As an Anthropology major with a focus on archaeology, a component of my education is the proper management of the objects that are excavated or in some way have archaeological value through their history or context. These objects often end up in massive collections and, depending on their age, are at varying levels of an organization, cataloging, and proper storage. Even though the Coe is not an anthropological collection, its approach to caring for the objects is one I wish to center in my future work. These were ideals instilled in me through the practical skills and experience I have gained over this short time working with the Coe’s collection and Collections Manager Samantha Tracy.
Although I have worked closely with the Coe since the first Hands-On Curatorial Program in 2015, I had not had such an opportunity to become intimate with the North American collection until now. Ted Coe collected predominantly North American pieces from Indigenous communities all over the continent. I, however, always found Ted’s collection of intricately carved paddles, Polynesian weapons, and the striking variety of African human figures and masks captivating. I shied away from the North American pieces in a mixture of my own guilt for knowing that somewhere in my familial past, I had a relationship with these Indigenous pieces, but that narrative was long forgotten and never reached my ears to hear and speak on. During this time, I worked on updating the Coe’s inventory with the location, condition, and overall status of most objects in the North American collection.
As anyone who has visited the Coe knows, the way in which the objects are exhibited for accessibility tends to encourage the pieces to wander around the building. Tracking down each piece took a lot of handling and patience. Becoming physically comfortable with delicate materials and internalizing a cautious approach to moving them is a key skill that I was meant to learn throughout this time. In the field, archaeologists handle objects at a high risk of damage, so this skill is important for me. Beyond that, gaining an eye for knowing how and when an object is at risk is another great skill. As all organic (living) things in this world age, some parts get weaker, and objects need to be re-assessed to ensure that their current situation fits the appropriate level of stress and condition of the object.
During one tour, while I was noting down baskets in our upstairs collection wall, I overheard Executive Director, Rachel Wixom, explain the mission of the Coe; to allow everyone who comes through our doors to have meaningful conversations with our pieces and to learn more about the world through the person’s own curiosity. This can be done by bringing in the powerful voices of objects and encouraging a thoughtful conversation between visitors and a piece. In its strive to be a rigorous science, archaeological collections sometimes forget the relationship between a viewer and an object can generate important educational moments that bridge large cultural differences. This way of interacting with objects centers on the need for a compassionate approach to them. The relationship has to be respectful from our end as viewers, we must take precautions to care for the pieces and handle them carefully.
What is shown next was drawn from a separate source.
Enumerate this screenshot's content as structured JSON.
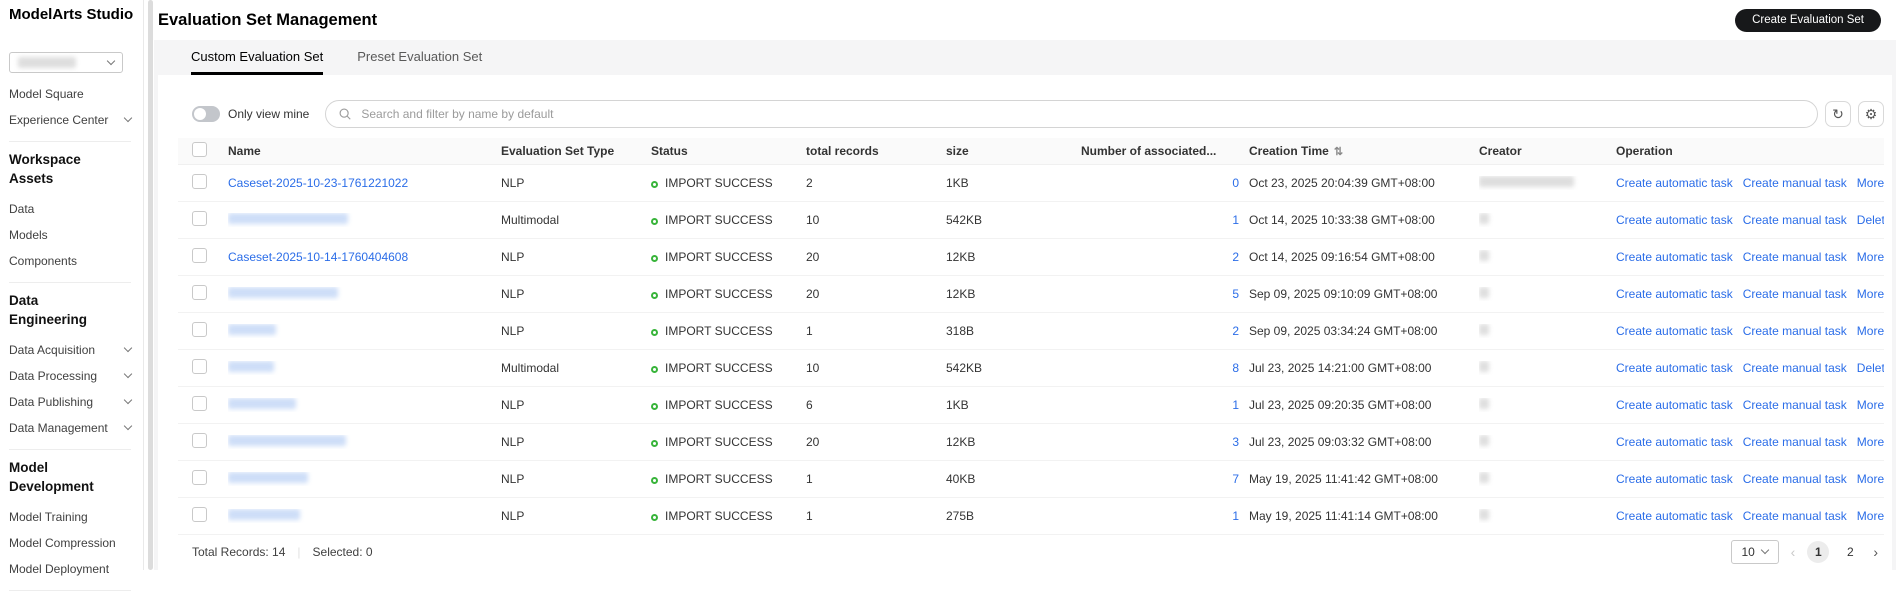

However, leaving an object devoid of its use and only as a piece of aesthetics also robs it of its original purpose and ignores the voice of its experience and life. As someone entering the fold of archaeology, I want to highlight this voice on the material culture because they are what can continue informing our understanding of the past.
-Oscar Alfredo Loya, Summer 2022